Chaos from order....

...rather than the other way round?
The deadline for the Hartsheath project approaches, and getting organised is becoming rather important.
I do in fact have almost enough work for the exhibition, but got sidetracked a couple of weeks ago when one of the prints turned effortlessly into a three-dimensional piece.  Another batch turned into little books.

The long, thin, format came naturally from the "drawing as you walk" sketchbook, and the idea of replicating a linear journey in print.  This in turn reminded me of the work of John Ogilby - the maker of (allegedly) the first usable travellers' atlas of Great Britain.  His maps, although beautiful,  are strictly utilitarian and limited to things you need to know to get from A to B - a sort of seventeenth century Satnav.   Each section of the image is dominated by the road to be taken, running vertically up the page.  Landscape features are noted only if they are visible from the road (and useful for getting your bearings).  After all, if you're riding from Chester to Holyhead via Mold you don't need to know that there are interesting things to see in Llangollen umpteen miles to the South, or even that Llangollen exists.  It's not on your route, so it doesn't need to be on your map.

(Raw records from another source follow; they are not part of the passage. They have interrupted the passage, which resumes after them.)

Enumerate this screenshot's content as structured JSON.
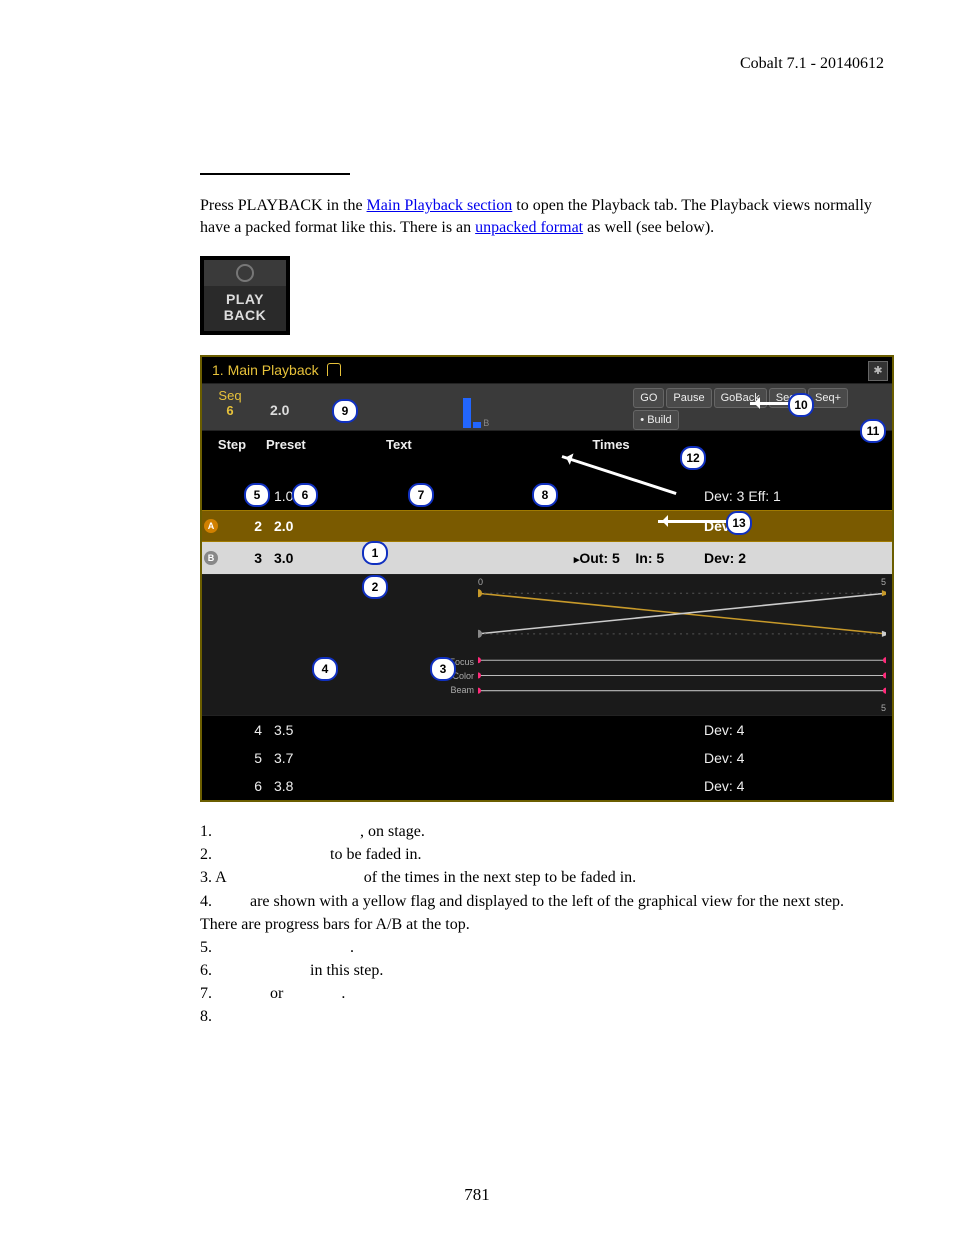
{
  "header": {
    "version": "Cobalt 7.1 - 20140612"
  },
  "intro": {
    "pre": "Press PLAYBACK in the ",
    "link1": "Main Playback section",
    "mid1": " to open the Playback tab. The Playback views normally have a packed format like this. There is an ",
    "link2": "unpacked format",
    "post": " as well (see below)."
  },
  "playback_button": {
    "line1": "PLAY",
    "line2": "BACK"
  },
  "shot": {
    "title": "1. Main Playback",
    "seq_label": "Seq",
    "seq_num": "6",
    "seq_val": "2.0",
    "transport": {
      "go": "GO",
      "pause": "Pause",
      "goback": "GoBack",
      "seq_minus": "Seq-",
      "seq_plus": "Seq+",
      "build": "• Build"
    },
    "columns": {
      "step": "Step",
      "preset": "Preset",
      "text": "Text",
      "times": "Times"
    },
    "rows": [
      {
        "step": "1",
        "preset": "1.0",
        "times": "",
        "dev": "Dev: 3   Eff: 1"
      },
      {
        "step": "2",
        "preset": "2.0",
        "times": "",
        "dev": "Dev: 2",
        "hilite": "A"
      },
      {
        "step": "3",
        "preset": "3.0",
        "times_out": "Out: 5",
        "times_in": "In: 5",
        "dev": "Dev: 2",
        "hilite": "B"
      },
      {
        "step": "4",
        "preset": "3.5",
        "times": "",
        "dev": "Dev: 4"
      },
      {
        "step": "5",
        "preset": "3.7",
        "times": "",
        "dev": "Dev: 4"
      },
      {
        "step": "6",
        "preset": "3.8",
        "times": "",
        "dev": "Dev: 4"
      }
    ],
    "graph": {
      "tick0": "0",
      "tick5a": "5",
      "tick5b": "5",
      "labels": [
        "Focus",
        "Color",
        "Beam"
      ]
    }
  },
  "callouts": {
    "c1": "1",
    "c2": "2",
    "c3": "3",
    "c4": "4",
    "c5": "5",
    "c6": "6",
    "c7": "7",
    "c8": "8",
    "c9": "9",
    "c10": "10",
    "c11": "11",
    "c12": "12",
    "c13": "13"
  },
  "legend": {
    "l1a": "1. ",
    "l1b": ", on stage.",
    "l2a": "2. ",
    "l2b": " to be faded in.",
    "l3a": "3. A ",
    "l3b": " of the times in the next step to be faded in.",
    "l4a": "4. ",
    "l4b": " are shown with a yellow flag and displayed to the left of the graphical view for the next step. There are progress bars for A/B at the top.",
    "l5a": "5. ",
    "l5b": ".",
    "l6a": "6. ",
    "l6b": " in this step.",
    "l7a": "7. ",
    "l7b": " or ",
    "l7c": ".",
    "l8a": "8. "
  },
  "page_number": "781"
}
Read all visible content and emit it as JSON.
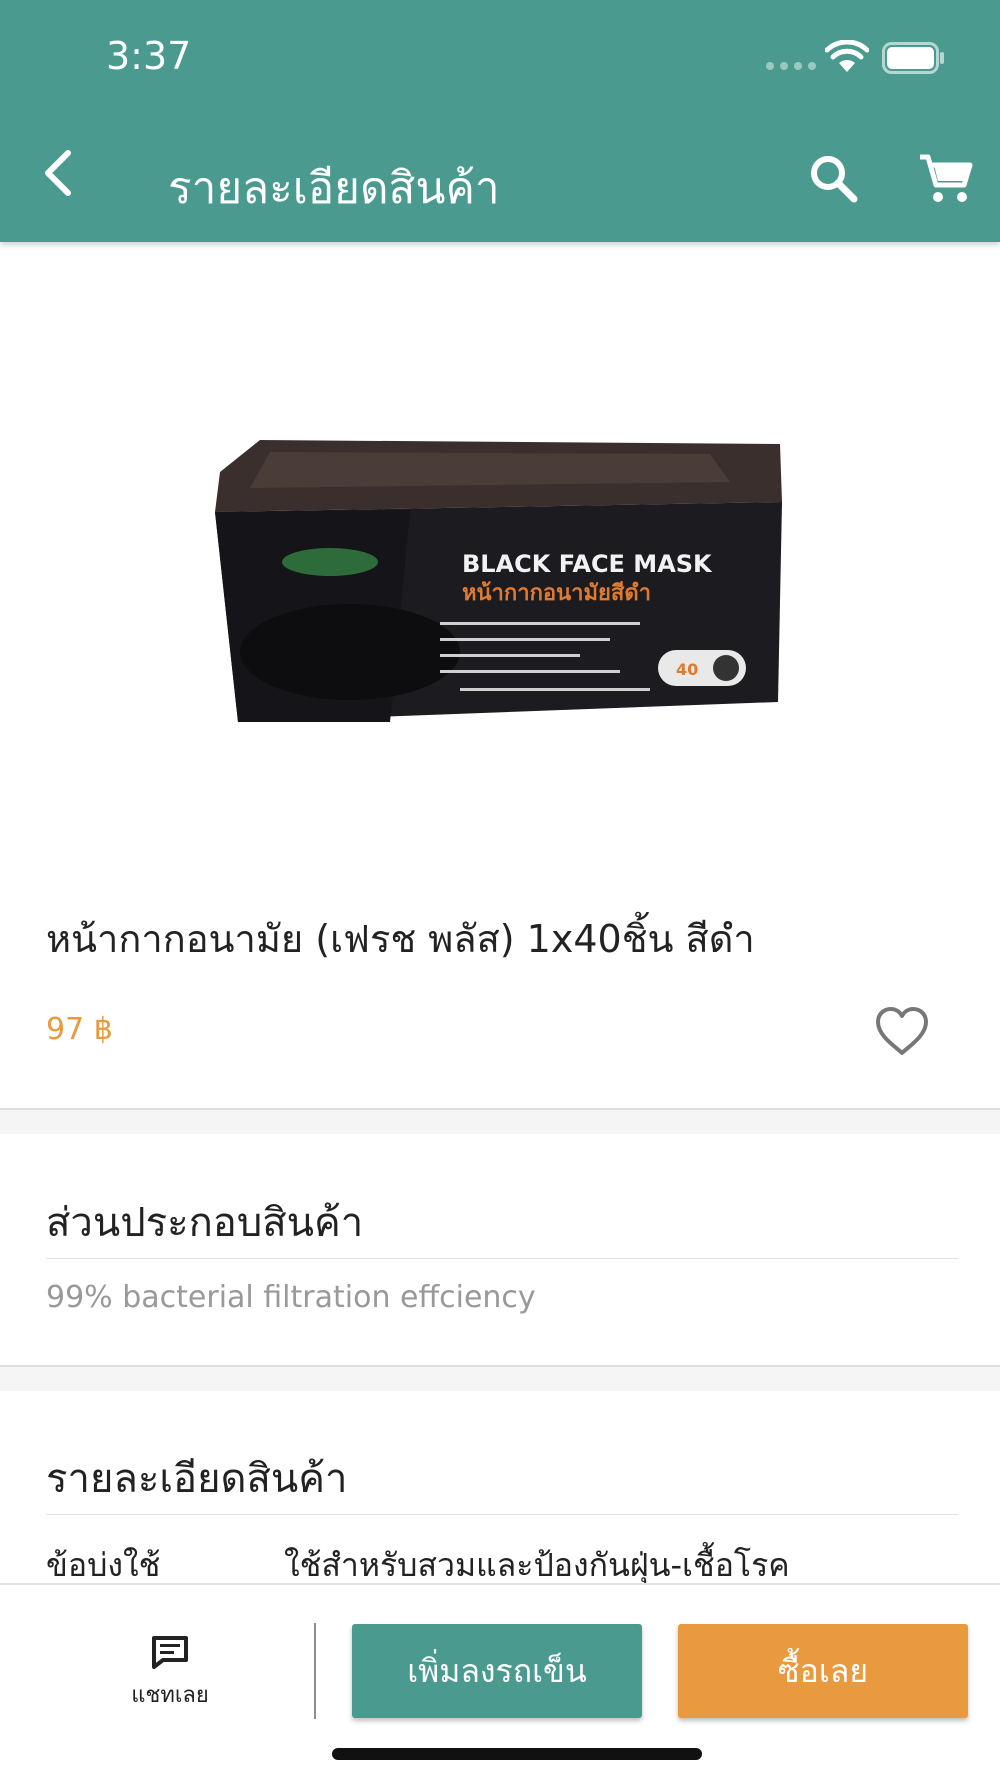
{
  "status_bar": {
    "time": "3:37"
  },
  "header": {
    "title": "รายละเอียดสินค้า"
  },
  "product": {
    "box_brand": "BLACK FACE MASK",
    "box_thai": "หน้ากากอนามัยสีดำ",
    "box_count": "40",
    "name": "หน้ากากอนามัย (เฟรช พลัส) 1x40ชิ้น สีดำ",
    "price": "97 ฿"
  },
  "ingredients": {
    "title": "ส่วนประกอบสินค้า",
    "text": "99% bacterial filtration effciency"
  },
  "details": {
    "title": "รายละเอียดสินค้า",
    "label": "ข้อบ่งใช้",
    "value": "ใช้สำหรับสวมและป้องกันฝุ่น-เชื้อโรค"
  },
  "bottom_bar": {
    "chat_label": "แชทเลย",
    "add_to_cart_label": "เพิ่มลงรถเข็น",
    "buy_now_label": "ซื้อเลย"
  },
  "colors": {
    "primary": "#4a9a8f",
    "accent": "#e99a3e"
  },
  "icons": [
    "back-arrow-icon",
    "search-icon",
    "cart-icon",
    "heart-icon",
    "chat-icon",
    "wifi-icon",
    "battery-icon"
  ]
}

Not all my walks flow tidily up the page...

I learnt to type on my father's old Royal typewriter, and coming back to it is a bit of an experience after years of using an electronic keyboard.  To say that the keystrike is positive is an understatement.  I think it needs a bit of a service, as it doesn't wind on straight and the platen jumps if you hit the keys too hard.  I tell myself that this adds character to the text.  And as I'm typing onto soft Somerset etching paper it doesn't matter that the black ribbon is defunct.